_WORK REQUIRED_
Make an exact copy of the entries below.

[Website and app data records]
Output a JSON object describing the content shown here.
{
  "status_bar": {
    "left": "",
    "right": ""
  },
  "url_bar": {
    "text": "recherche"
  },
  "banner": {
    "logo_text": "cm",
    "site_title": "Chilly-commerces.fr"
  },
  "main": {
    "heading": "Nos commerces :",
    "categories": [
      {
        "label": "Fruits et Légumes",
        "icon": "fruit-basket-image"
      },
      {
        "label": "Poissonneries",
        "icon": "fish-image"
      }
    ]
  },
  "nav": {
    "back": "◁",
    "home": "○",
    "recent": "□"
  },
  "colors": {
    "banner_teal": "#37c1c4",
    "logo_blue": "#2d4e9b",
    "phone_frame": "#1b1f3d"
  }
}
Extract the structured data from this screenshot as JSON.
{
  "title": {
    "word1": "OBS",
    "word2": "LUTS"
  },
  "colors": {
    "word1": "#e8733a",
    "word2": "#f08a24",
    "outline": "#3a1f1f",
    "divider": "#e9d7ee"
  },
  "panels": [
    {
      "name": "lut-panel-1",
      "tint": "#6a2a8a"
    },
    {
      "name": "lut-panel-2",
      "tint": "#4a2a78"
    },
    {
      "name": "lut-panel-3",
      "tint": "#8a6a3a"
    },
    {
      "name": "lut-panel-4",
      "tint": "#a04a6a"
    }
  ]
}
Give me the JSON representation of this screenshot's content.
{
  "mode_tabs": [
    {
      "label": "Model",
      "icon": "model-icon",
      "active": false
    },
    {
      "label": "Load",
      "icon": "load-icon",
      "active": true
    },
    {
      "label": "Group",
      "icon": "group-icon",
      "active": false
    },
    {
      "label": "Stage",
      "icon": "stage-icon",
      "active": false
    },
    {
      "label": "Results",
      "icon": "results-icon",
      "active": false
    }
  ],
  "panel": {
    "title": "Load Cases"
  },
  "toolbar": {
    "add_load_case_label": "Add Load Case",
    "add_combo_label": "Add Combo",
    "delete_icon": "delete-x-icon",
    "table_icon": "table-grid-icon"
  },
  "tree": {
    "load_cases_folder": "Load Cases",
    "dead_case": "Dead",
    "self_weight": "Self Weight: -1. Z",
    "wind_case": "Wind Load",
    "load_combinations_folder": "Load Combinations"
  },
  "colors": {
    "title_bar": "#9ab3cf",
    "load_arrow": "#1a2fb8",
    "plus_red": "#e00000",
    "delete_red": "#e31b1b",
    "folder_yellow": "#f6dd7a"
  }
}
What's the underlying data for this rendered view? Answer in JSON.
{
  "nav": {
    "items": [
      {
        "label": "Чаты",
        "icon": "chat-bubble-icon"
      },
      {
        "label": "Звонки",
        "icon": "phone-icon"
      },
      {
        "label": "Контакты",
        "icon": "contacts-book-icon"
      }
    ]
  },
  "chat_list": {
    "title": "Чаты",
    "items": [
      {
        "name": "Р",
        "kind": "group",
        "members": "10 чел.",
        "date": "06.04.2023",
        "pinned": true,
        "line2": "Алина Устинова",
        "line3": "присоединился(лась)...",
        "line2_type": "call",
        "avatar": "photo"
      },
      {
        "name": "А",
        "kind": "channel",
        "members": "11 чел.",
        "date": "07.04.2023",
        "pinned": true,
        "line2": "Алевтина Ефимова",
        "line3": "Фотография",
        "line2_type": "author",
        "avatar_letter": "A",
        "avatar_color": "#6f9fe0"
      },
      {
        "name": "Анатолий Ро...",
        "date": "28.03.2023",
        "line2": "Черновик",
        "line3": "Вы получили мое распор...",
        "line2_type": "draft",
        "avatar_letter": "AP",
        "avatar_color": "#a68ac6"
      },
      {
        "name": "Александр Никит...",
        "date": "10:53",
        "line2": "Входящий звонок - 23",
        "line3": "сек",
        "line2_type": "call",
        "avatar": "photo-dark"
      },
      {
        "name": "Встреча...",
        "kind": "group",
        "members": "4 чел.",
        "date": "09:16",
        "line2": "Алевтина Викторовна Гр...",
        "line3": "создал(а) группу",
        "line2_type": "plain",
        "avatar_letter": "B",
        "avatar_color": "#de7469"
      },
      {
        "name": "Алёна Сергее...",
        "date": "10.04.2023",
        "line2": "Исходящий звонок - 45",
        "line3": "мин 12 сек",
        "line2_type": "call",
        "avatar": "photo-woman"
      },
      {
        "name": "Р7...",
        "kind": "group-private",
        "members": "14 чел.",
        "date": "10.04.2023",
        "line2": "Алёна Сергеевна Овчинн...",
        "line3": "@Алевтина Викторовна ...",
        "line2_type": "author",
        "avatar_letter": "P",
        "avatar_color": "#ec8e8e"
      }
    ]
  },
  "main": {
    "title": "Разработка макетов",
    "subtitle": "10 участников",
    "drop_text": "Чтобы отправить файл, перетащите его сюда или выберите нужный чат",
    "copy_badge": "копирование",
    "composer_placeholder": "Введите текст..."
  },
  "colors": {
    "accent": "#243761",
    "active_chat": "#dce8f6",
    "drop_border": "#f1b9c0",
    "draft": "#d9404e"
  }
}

_SOLUTION_
Output a JSON object describing the content shown here.
{
  "status_bar": {
    "left": "",
    "right": ""
  },
  "url_bar": {
    "text": "recherche"
  },
  "banner": {
    "logo_text": "cm",
    "site_title": "Chilly-commerces.fr"
  },
  "main": {
    "heading": "Nos commerces :",
    "categories": [
      {
        "label": "Fruits et Légumes",
        "icon": "fruit-basket-image"
      },
      {
        "label": "Poissonneries",
        "icon": "fish-image"
      }
    ]
  },
  "nav": {
    "back": "◁",
    "home": "○",
    "recent": "□"
  },
  "colors": {
    "banner_teal": "#37c1c4",
    "logo_blue": "#2d4e9b",
    "phone_frame": "#1b1f3d"
  }
}
Extract the structured data from this screenshot as JSON.
{
  "title": {
    "word1": "OBS",
    "word2": "LUTS"
  },
  "colors": {
    "word1": "#e8733a",
    "word2": "#f08a24",
    "outline": "#3a1f1f",
    "divider": "#e9d7ee"
  },
  "panels": [
    {
      "name": "lut-panel-1",
      "tint": "#6a2a8a"
    },
    {
      "name": "lut-panel-2",
      "tint": "#4a2a78"
    },
    {
      "name": "lut-panel-3",
      "tint": "#8a6a3a"
    },
    {
      "name": "lut-panel-4",
      "tint": "#a04a6a"
    }
  ]
}
Give me the JSON representation of this screenshot's content.
{
  "mode_tabs": [
    {
      "label": "Model",
      "icon": "model-icon",
      "active": false
    },
    {
      "label": "Load",
      "icon": "load-icon",
      "active": true
    },
    {
      "label": "Group",
      "icon": "group-icon",
      "active": false
    },
    {
      "label": "Stage",
      "icon": "stage-icon",
      "active": false
    },
    {
      "label": "Results",
      "icon": "results-icon",
      "active": false
    }
  ],
  "panel": {
    "title": "Load Cases"
  },
  "toolbar": {
    "add_load_case_label": "Add Load Case",
    "add_combo_label": "Add Combo",
    "delete_icon": "delete-x-icon",
    "table_icon": "table-grid-icon"
  },
  "tree": {
    "load_cases_folder": "Load Cases",
    "dead_case": "Dead",
    "self_weight": "Self Weight: -1. Z",
    "wind_case": "Wind Load",
    "load_combinations_folder": "Load Combinations"
  },
  "colors": {
    "title_bar": "#9ab3cf",
    "load_arrow": "#1a2fb8",
    "plus_red": "#e00000",
    "delete_red": "#e31b1b",
    "folder_yellow": "#f6dd7a"
  }
}
What's the underlying data for this rendered view? Answer in JSON.
{
  "nav": {
    "items": [
      {
        "label": "Чаты",
        "icon": "chat-bubble-icon"
      },
      {
        "label": "Звонки",
        "icon": "phone-icon"
      },
      {
        "label": "Контакты",
        "icon": "contacts-book-icon"
      }
    ]
  },
  "chat_list": {
    "title": "Чаты",
    "items": [
      {
        "name": "Р",
        "kind": "group",
        "members": "10 чел.",
        "date": "06.04.2023",
        "pinned": true,
        "line2": "Алина Устинова",
        "line3": "присоединился(лась)...",
        "line2_type": "call",
        "avatar": "photo"
      },
      {
        "name": "А",
        "kind": "channel",
        "members": "11 чел.",
        "date": "07.04.2023",
        "pinned": true,
        "line2": "Алевтина Ефимова",
        "line3": "Фотография",
        "line2_type": "author",
        "avatar_letter": "A",
        "avatar_color": "#6f9fe0"
      },
      {
        "name": "Анатолий Ро...",
        "date": "28.03.2023",
        "line2": "Черновик",
        "line3": "Вы получили мое распор...",
        "line2_type": "draft",
        "avatar_letter": "AP",
        "avatar_color": "#a68ac6"
      },
      {
        "name": "Александр Никит...",
        "date": "10:53",
        "line2": "Входящий звонок - 23",
        "line3": "сек",
        "line2_type": "call",
        "avatar": "photo-dark"
      },
      {
        "name": "Встреча...",
        "kind": "group",
        "members": "4 чел.",
        "date": "09:16",
        "line2": "Алевтина Викторовна Гр...",
        "line3": "создал(а) группу",
        "line2_type": "plain",
        "avatar_letter": "B",
        "avatar_color": "#de7469"
      },
      {
        "name": "Алёна Сергее...",
        "date": "10.04.2023",
        "line2": "Исходящий звонок - 45",
        "line3": "мин 12 сек",
        "line2_type": "call",
        "avatar": "photo-woman"
      },
      {
        "name": "Р7...",
        "kind": "group-private",
        "members": "14 чел.",
        "date": "10.04.2023",
        "line2": "Алёна Сергеевна Овчинн...",
        "line3": "@Алевтина Викторовна ...",
        "line2_type": "author",
        "avatar_letter": "P",
        "avatar_color": "#ec8e8e"
      }
    ]
  },
  "main": {
    "title": "Разработка макетов",
    "subtitle": "10 участников",
    "drop_text": "Чтобы отправить файл, перетащите его сюда или выберите нужный чат",
    "copy_badge": "копирование",
    "composer_placeholder": "Введите текст..."
  },
  "colors": {
    "accent": "#243761",
    "active_chat": "#dce8f6",
    "drop_border": "#f1b9c0",
    "draft": "#d9404e"
  }
}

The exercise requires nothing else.